Floor sensors, chair sensors, and door sensors can be purchased from specialist retailers such as DisabledGo.com and start from £55 ($92), whereas the more expensive fall protection systems start from £130 ($217).
Braille embossers are printers for braille. Whereas a regular printer adds ink to a page to produce visible characters, an embosser creates raised dots on a page to form braille characters. MakeUseOf has already looked at ways both blind and other disabled people can work from home, and for those that do this is an invaluable tool.
Some printers are able to print both ink and braille in order to make a document readable by the blind and the full-sighted alike – though they do need a special type of paper that is both thicker and more expensive than standard printer paper.
The printers can be found from numerous online suppliers, with EmBraille’s cheapest starting at around £1,500 ($2,511).
GPS aids is a broad section that covers a number of devices and applications of GPS technology. Two of the most used are wheelchair routing and GPS tracking.
Wheelchair routing is used by universities, government organisations and tourist companies to help wheelchair-bound people easily navigate around public spaces. Examples include developers in Germany who have developed a wheelchair routing portal for OpenStreetMap and the Zurich Tourist board who offer wheelchair-friendly city tours using GPS routes.
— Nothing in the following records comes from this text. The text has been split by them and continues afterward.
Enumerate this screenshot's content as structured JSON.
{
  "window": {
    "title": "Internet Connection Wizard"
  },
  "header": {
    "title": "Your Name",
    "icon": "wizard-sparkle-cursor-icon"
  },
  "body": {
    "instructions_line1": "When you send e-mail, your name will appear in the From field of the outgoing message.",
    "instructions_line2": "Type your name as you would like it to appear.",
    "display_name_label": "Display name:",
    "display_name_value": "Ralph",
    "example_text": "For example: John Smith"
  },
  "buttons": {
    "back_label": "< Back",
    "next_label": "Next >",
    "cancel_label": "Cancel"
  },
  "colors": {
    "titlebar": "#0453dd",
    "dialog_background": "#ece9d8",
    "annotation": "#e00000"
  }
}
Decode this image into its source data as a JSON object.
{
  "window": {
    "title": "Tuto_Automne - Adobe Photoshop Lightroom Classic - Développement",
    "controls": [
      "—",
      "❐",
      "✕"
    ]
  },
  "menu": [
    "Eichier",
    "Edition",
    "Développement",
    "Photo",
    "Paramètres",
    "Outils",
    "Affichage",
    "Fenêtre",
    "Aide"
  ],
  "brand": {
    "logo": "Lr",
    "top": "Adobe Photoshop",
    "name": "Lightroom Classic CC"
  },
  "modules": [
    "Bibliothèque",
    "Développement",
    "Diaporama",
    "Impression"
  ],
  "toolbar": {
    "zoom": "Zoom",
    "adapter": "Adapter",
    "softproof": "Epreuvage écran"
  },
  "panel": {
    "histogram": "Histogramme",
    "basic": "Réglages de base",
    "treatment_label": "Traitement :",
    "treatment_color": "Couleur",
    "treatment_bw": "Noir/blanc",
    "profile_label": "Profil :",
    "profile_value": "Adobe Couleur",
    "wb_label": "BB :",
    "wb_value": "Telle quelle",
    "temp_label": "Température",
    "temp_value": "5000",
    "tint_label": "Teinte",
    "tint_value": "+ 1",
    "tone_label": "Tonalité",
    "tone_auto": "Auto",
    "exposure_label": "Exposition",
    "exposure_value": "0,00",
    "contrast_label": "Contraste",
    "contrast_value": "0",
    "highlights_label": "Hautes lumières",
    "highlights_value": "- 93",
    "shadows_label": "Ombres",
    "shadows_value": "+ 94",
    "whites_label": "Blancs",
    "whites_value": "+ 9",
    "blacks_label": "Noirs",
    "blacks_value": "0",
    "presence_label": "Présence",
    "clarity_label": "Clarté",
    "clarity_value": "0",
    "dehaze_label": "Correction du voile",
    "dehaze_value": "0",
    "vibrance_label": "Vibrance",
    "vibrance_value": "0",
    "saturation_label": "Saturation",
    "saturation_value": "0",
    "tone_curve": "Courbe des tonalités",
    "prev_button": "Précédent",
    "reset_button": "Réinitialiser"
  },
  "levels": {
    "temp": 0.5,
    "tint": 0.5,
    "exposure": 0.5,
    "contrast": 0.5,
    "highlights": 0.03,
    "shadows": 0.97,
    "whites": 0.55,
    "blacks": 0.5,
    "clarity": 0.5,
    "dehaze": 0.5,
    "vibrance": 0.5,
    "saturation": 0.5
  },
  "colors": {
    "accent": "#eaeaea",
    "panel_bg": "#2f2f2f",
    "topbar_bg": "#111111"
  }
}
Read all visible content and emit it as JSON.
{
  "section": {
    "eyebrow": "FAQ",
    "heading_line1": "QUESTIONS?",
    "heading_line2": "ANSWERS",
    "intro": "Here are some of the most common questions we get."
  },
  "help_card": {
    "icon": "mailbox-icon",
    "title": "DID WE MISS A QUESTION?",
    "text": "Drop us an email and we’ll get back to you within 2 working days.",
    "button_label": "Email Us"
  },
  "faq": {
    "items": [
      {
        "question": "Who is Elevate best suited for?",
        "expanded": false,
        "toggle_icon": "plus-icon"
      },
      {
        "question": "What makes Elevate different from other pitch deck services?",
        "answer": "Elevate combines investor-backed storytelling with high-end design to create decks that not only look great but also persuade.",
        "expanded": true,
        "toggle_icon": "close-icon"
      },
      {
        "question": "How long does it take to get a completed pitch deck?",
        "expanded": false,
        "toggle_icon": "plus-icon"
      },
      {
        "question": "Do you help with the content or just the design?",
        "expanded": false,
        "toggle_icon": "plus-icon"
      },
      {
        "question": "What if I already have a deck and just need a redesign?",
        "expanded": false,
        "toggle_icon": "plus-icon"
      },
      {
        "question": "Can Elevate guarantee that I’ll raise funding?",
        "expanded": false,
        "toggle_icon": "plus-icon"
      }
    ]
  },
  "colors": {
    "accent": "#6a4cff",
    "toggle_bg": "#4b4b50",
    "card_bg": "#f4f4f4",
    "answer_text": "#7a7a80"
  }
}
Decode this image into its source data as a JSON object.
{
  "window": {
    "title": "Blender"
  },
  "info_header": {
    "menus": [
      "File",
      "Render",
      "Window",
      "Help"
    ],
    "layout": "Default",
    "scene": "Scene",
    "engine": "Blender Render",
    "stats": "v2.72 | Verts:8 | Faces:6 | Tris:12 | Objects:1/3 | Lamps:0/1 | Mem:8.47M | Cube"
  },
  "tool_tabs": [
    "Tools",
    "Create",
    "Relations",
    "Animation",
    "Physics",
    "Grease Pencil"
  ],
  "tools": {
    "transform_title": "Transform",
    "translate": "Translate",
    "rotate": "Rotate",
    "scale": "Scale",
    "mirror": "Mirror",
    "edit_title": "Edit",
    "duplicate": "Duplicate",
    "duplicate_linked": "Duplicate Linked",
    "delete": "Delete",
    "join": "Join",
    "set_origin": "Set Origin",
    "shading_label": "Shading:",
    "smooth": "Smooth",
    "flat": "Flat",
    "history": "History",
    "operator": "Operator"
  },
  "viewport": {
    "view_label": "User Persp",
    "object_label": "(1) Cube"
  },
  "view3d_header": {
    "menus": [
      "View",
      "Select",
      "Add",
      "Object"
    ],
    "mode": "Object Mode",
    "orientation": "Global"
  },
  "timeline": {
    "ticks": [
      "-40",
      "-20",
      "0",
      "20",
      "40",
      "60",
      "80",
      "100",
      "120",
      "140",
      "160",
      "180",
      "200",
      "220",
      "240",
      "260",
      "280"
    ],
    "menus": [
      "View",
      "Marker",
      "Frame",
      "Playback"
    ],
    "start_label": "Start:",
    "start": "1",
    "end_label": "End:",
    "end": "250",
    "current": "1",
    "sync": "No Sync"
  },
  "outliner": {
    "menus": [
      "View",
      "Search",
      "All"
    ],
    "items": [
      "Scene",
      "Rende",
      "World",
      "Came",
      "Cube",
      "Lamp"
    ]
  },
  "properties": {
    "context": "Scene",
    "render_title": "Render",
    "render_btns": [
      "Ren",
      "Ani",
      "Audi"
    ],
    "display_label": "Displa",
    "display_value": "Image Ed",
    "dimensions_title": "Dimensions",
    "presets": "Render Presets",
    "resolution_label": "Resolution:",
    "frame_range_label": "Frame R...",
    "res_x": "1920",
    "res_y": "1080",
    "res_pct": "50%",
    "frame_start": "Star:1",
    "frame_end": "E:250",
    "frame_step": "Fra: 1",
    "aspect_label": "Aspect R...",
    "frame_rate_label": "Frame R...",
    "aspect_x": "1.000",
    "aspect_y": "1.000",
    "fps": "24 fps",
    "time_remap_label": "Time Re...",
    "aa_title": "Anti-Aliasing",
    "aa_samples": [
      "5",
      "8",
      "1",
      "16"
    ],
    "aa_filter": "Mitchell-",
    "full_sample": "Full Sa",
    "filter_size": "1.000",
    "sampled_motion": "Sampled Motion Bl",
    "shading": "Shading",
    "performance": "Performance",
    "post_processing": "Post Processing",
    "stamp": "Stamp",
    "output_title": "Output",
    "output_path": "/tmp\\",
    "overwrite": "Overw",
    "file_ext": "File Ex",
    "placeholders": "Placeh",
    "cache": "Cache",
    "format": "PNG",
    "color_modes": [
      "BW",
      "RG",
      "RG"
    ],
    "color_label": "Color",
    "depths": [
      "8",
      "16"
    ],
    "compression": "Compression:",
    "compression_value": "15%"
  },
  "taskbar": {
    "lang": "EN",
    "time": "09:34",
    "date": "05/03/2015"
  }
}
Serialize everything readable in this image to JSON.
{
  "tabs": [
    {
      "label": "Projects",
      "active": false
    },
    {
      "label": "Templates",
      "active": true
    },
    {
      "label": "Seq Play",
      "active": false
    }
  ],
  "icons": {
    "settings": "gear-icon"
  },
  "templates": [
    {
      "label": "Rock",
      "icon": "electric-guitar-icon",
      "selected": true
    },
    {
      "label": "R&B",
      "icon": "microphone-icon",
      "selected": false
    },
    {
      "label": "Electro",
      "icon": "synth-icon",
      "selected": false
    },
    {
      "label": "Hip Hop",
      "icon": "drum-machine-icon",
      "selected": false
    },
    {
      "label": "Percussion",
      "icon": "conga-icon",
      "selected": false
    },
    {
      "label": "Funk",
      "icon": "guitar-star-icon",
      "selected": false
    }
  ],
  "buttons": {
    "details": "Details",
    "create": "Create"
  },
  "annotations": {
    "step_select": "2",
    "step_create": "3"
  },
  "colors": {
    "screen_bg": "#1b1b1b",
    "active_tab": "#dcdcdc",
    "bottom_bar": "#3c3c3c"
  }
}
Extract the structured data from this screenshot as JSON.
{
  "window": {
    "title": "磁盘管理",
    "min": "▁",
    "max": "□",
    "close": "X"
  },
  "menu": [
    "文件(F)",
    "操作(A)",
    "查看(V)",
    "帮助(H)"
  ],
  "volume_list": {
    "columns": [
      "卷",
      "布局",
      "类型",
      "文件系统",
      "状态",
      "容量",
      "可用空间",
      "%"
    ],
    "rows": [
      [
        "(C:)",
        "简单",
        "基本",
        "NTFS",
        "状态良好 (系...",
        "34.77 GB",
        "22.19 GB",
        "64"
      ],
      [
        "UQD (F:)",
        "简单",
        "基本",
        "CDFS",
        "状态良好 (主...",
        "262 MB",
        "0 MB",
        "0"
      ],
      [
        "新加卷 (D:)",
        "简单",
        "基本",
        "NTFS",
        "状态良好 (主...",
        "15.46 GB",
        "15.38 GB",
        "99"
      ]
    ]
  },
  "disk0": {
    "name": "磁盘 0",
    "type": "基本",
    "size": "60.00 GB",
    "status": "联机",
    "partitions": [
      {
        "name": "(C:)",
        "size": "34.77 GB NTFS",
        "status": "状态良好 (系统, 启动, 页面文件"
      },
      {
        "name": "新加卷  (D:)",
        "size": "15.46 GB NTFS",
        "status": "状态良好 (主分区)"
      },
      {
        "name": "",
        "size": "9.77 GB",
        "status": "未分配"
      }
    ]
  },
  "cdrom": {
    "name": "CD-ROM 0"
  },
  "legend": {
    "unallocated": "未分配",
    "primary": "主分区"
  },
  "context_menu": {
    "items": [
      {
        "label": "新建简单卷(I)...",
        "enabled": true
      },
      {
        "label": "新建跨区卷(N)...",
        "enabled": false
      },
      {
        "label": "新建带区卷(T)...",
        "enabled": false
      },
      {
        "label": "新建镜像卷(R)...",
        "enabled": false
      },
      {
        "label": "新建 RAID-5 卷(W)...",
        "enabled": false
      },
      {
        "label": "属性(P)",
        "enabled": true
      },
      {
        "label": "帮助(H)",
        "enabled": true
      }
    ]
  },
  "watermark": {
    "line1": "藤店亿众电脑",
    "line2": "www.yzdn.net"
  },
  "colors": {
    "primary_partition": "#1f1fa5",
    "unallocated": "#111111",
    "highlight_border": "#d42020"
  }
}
GPS tracking uses satellite technology to help trace someone who has gone missing. It means a person’s location can be viewed on a computer or mobile phone and the person carrying the device can press a panic button if they get lost. When purchasing a device, check whether it works when the person is indoors and how often the device will need charging.
Trackers are available from several online suppliers, for example TrackYour offers a model for £99 ($176) – however, it is also possible to turn your smartphone into a GPS tracking device to save money.
Assistive Tech For All?
Assistive technology may not be the answer for everybody. People have different needs, abilities and preferences and one size does not fit all. Some people may benefit from additional carer support or services rather than using technology at all.
If you are interested in implementing some of the technology in this article, you should seek professional advice before making any decisions.
Image Credits: Beth Knittle Via Flickr